=== Assigned task ===
The answer should be each line of the records that contains the word "Новая"; please copy them all.

%%

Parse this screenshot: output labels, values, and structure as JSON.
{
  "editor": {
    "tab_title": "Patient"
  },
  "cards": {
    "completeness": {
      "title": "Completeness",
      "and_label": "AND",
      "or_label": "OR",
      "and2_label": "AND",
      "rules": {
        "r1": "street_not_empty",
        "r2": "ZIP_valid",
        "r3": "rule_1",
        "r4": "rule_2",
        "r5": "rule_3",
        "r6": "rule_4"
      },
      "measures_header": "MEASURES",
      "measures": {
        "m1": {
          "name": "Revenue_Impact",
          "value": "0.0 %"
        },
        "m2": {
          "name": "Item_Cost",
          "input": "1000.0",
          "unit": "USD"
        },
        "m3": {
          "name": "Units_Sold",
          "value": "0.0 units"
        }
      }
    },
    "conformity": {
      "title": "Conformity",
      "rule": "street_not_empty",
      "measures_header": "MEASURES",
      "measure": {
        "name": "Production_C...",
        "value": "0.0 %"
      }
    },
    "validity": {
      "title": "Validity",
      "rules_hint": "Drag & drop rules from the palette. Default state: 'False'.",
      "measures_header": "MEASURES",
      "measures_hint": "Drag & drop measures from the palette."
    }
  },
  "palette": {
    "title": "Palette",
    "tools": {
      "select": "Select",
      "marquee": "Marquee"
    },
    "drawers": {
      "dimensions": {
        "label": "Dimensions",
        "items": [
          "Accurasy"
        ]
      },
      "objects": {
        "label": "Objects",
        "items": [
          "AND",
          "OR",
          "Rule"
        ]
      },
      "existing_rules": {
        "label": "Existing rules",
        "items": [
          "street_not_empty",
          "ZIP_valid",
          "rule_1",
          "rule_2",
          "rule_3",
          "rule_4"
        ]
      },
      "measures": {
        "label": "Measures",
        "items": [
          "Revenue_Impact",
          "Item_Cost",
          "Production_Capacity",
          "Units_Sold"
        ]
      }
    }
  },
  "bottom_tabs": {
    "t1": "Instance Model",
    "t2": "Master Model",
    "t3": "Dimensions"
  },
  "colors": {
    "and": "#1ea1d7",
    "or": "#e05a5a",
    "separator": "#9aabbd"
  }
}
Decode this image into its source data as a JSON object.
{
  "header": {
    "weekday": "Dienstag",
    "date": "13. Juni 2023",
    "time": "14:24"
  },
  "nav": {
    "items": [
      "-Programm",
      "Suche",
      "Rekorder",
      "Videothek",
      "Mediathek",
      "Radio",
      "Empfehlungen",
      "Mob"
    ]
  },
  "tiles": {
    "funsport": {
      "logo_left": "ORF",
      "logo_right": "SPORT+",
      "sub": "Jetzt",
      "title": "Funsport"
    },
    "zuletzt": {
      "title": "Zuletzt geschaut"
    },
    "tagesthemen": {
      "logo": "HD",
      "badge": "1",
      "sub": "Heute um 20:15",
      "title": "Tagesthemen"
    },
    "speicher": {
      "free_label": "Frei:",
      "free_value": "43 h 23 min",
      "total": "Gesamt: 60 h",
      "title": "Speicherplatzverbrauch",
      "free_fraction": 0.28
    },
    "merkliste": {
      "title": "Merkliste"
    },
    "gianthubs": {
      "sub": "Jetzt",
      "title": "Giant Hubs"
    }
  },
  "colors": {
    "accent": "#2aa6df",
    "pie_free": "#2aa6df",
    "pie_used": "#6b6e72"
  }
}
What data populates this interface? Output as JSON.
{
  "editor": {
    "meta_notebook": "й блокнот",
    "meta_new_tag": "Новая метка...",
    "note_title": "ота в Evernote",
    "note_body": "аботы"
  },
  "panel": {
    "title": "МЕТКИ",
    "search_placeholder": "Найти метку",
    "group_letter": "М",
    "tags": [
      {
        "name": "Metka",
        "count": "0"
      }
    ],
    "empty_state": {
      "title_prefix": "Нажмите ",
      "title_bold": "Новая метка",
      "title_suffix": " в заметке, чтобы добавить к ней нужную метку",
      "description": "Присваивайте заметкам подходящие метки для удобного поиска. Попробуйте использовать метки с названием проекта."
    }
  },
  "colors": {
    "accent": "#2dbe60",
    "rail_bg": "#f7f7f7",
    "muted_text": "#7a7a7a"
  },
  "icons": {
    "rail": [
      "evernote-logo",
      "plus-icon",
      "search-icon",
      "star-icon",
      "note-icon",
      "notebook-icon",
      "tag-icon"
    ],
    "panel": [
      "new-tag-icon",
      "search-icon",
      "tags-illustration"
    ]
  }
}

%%
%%

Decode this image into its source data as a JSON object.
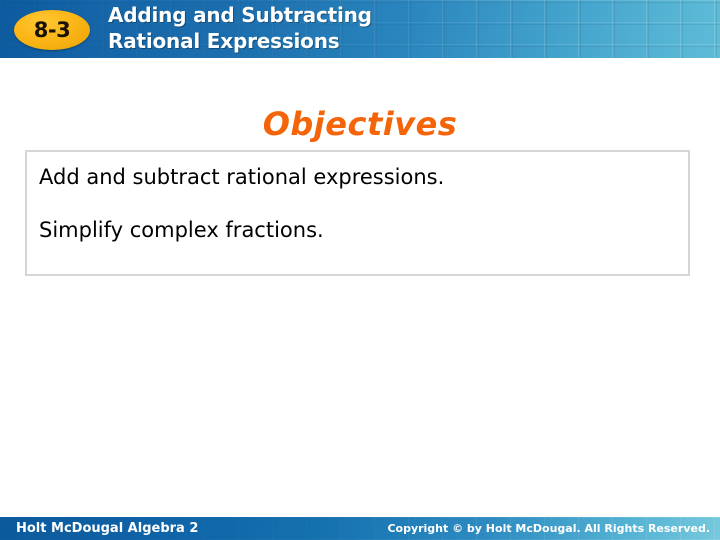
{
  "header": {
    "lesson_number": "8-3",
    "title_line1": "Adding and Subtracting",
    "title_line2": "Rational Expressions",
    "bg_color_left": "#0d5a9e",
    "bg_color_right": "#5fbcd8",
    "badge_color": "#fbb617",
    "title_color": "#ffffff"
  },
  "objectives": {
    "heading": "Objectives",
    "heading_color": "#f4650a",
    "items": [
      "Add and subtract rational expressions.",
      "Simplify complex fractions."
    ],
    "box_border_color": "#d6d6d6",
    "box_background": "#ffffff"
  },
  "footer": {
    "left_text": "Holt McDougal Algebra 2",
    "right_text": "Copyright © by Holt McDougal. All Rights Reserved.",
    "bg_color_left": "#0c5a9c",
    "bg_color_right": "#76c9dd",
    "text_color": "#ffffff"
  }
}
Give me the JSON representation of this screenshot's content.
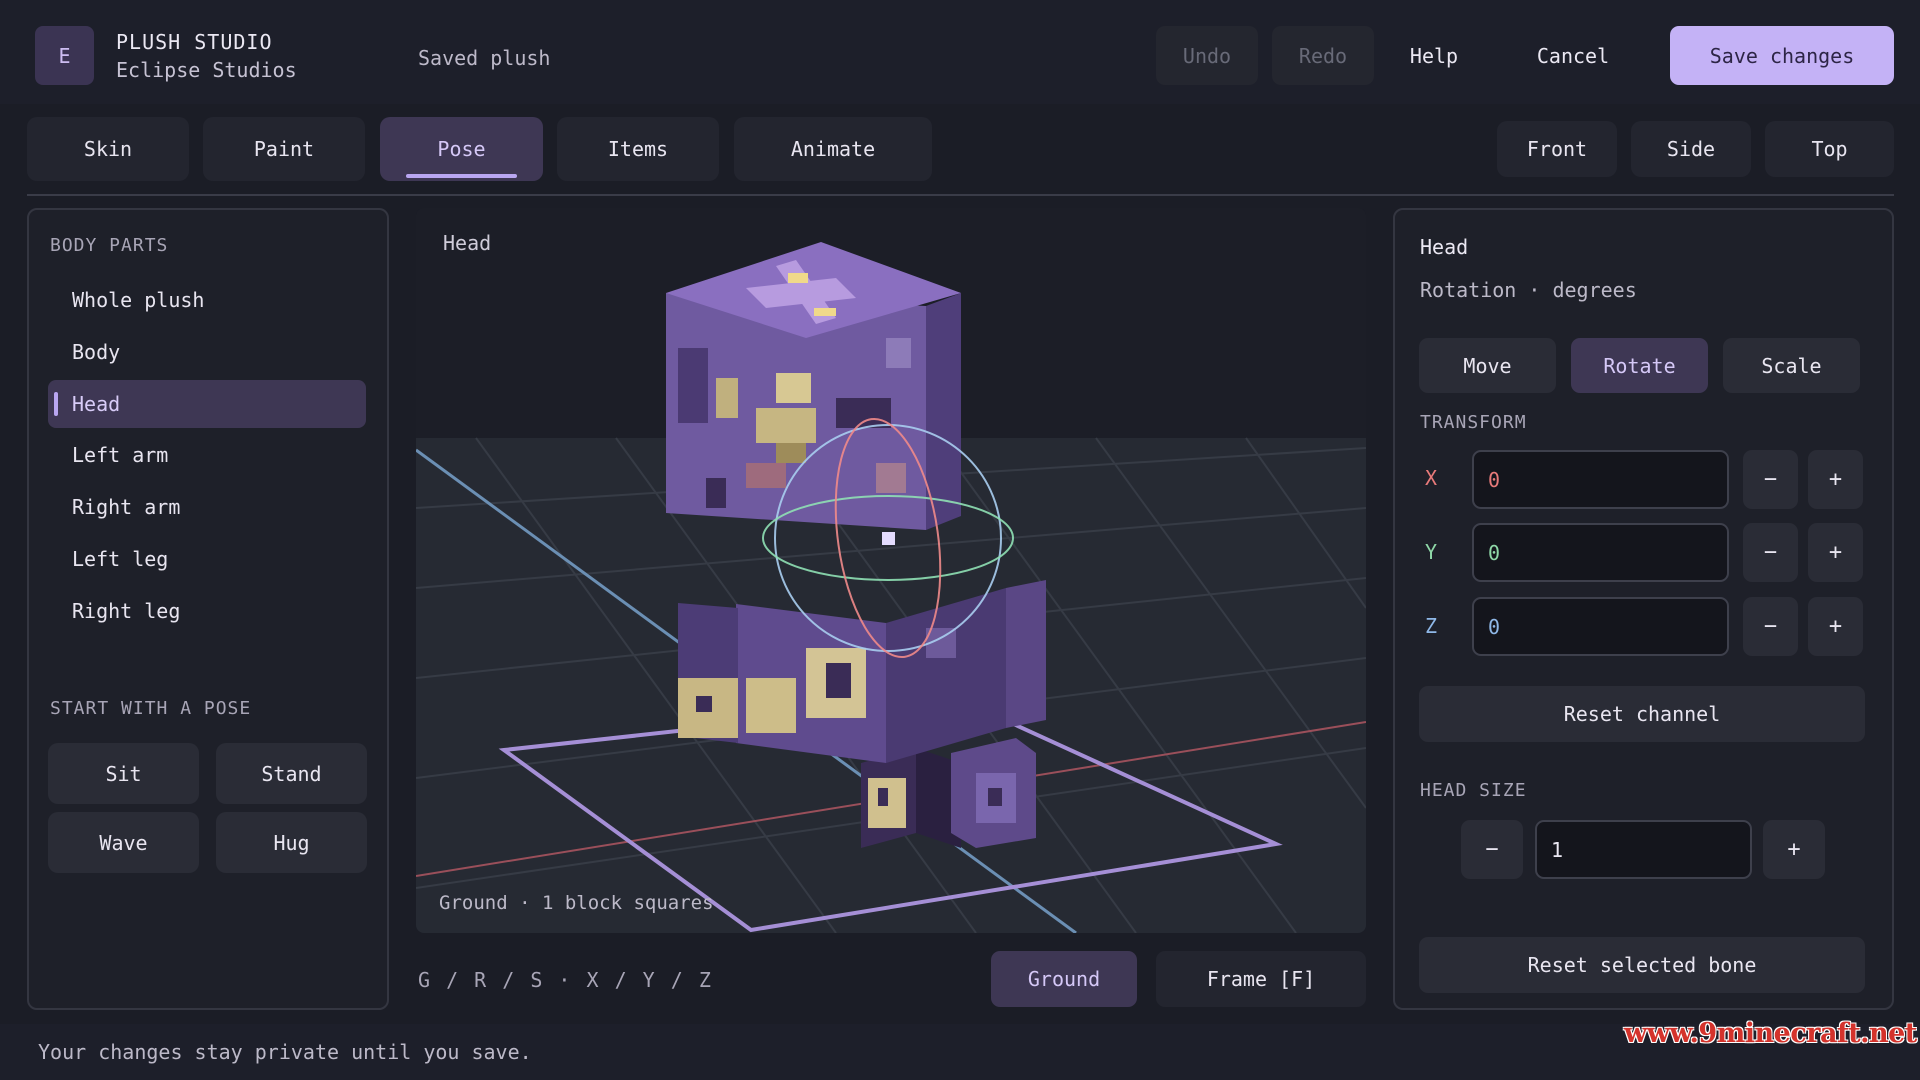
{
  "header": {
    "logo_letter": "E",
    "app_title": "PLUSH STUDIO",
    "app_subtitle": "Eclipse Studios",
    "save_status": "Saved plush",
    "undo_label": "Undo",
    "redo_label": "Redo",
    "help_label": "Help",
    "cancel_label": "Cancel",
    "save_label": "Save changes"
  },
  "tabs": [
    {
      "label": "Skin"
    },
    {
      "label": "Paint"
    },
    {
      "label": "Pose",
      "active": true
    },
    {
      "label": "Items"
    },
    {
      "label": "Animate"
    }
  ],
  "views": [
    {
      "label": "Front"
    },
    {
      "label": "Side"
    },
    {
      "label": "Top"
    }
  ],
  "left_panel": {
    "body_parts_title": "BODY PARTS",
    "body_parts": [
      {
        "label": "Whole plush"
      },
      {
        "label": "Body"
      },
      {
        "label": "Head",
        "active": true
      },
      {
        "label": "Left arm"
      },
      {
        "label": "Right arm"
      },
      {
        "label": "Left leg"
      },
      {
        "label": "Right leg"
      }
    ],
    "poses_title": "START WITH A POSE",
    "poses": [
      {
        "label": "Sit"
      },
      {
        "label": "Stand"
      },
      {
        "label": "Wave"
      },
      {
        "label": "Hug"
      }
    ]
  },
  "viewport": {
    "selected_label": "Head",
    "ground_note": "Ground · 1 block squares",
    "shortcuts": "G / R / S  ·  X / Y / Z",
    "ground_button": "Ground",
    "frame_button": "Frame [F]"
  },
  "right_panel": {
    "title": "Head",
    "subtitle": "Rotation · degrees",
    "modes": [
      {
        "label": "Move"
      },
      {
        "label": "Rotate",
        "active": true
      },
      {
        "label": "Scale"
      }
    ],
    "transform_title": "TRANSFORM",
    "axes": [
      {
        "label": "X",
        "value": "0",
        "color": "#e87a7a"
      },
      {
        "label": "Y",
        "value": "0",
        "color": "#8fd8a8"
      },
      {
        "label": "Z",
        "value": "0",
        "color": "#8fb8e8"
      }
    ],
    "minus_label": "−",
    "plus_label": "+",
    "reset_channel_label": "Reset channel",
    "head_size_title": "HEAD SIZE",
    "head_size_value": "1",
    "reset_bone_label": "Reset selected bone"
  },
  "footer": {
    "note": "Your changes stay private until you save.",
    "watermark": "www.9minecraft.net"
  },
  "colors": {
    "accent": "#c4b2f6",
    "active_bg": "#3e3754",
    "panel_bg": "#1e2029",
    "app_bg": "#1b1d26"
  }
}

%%

=== Response ===
    "meta_new_tag": "Новая метка...",
      "title_bold": "Новая метка",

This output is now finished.